Etymology 1[edit]

A verbal noun of the root נ־ד־ד‎.[1]

Alternative forms[edit]

Noun[edit]

נִדָּה (nidáf (plural indefinite form נִדּוֹת, singular construct form נִדַּת, plural construct form נִדּוֹת)

  1. (archaic) The state or condition of being separate or avoided.
    • Leviticus 12:2, with Young's Literal Translation:
      כִּימֵי נִדַּת דְּו‍ֹתָהּ
      kimé nidát d'votáh
      according to the days of separation for her sickness
    • Leviticus 20:21, with translation of Aryeh Kaplan:
      וְאִישׁ אֲשֶׁר יִקַּח אֶת־אֵשֶׁת אָחִיו נִדָּה הִוא
      v'ísh ashér yikách et-éshet achív nidá
      If a man takes his brother's wife when she must be avoided
  2. (Judaism) Someone whom halacha considers a menstruant.
    • c. 200, Mishna, נדה chapter 1:
      צריכה להיות בודקת חוץ מן הנדה והיושבת על דם טהר

Proper noun[edit]

נִדָּה (nidá)

  1. Niddah (tractate of the Talmud)

References[edit]

  1. ^ Commentary of ibn Ezra to Leviticus 12:2

Etymology 2[edit]

From the root נ־ד־ה

Alternative forms[edit]

Verb[edit]

נִדָּה (nidá) (pi'él construction)

  1. This word needs a definition.
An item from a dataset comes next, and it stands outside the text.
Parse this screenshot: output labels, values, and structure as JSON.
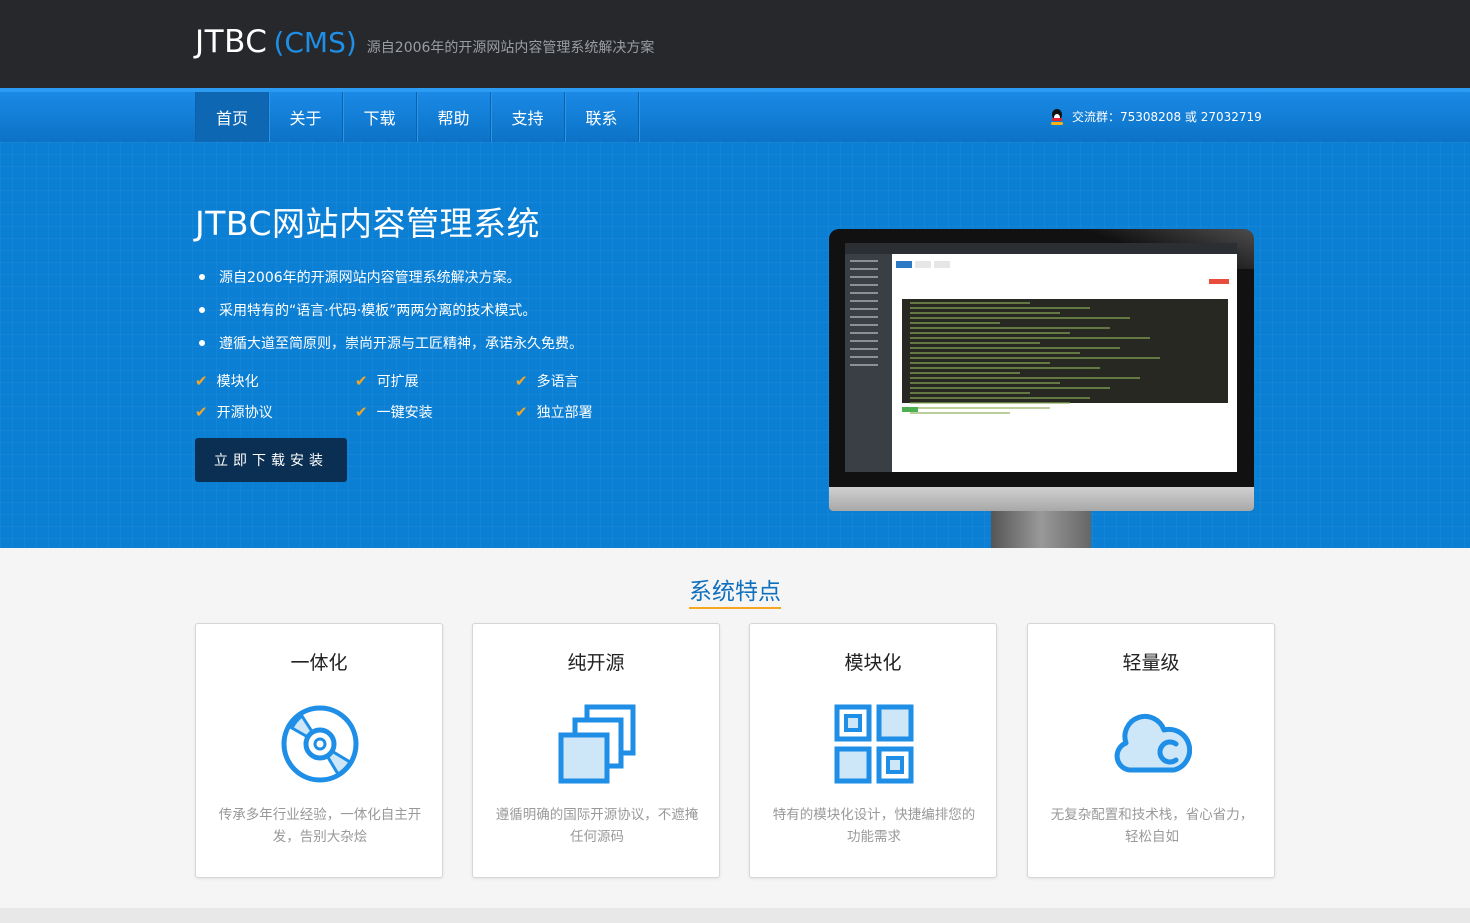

Please help out and add a definition, then remove the text {{rfdef}}.
    • Isaiah 66:5, with translation of the Jewish Publication Society:
      אֲחֵיכֶם שֹׂנְאֵיכֶם מְנַדֵּיכֶם
      achechém son'echém m'nadechém
      Your brethren that hate you, that cast you out
    • Amos 6:3, with translation of the Jewish Publication Society:
      הַמְנַדִּים לְיוֹם רָע
      ham'nadím l'yóm rá
      Ye that put far away the evil day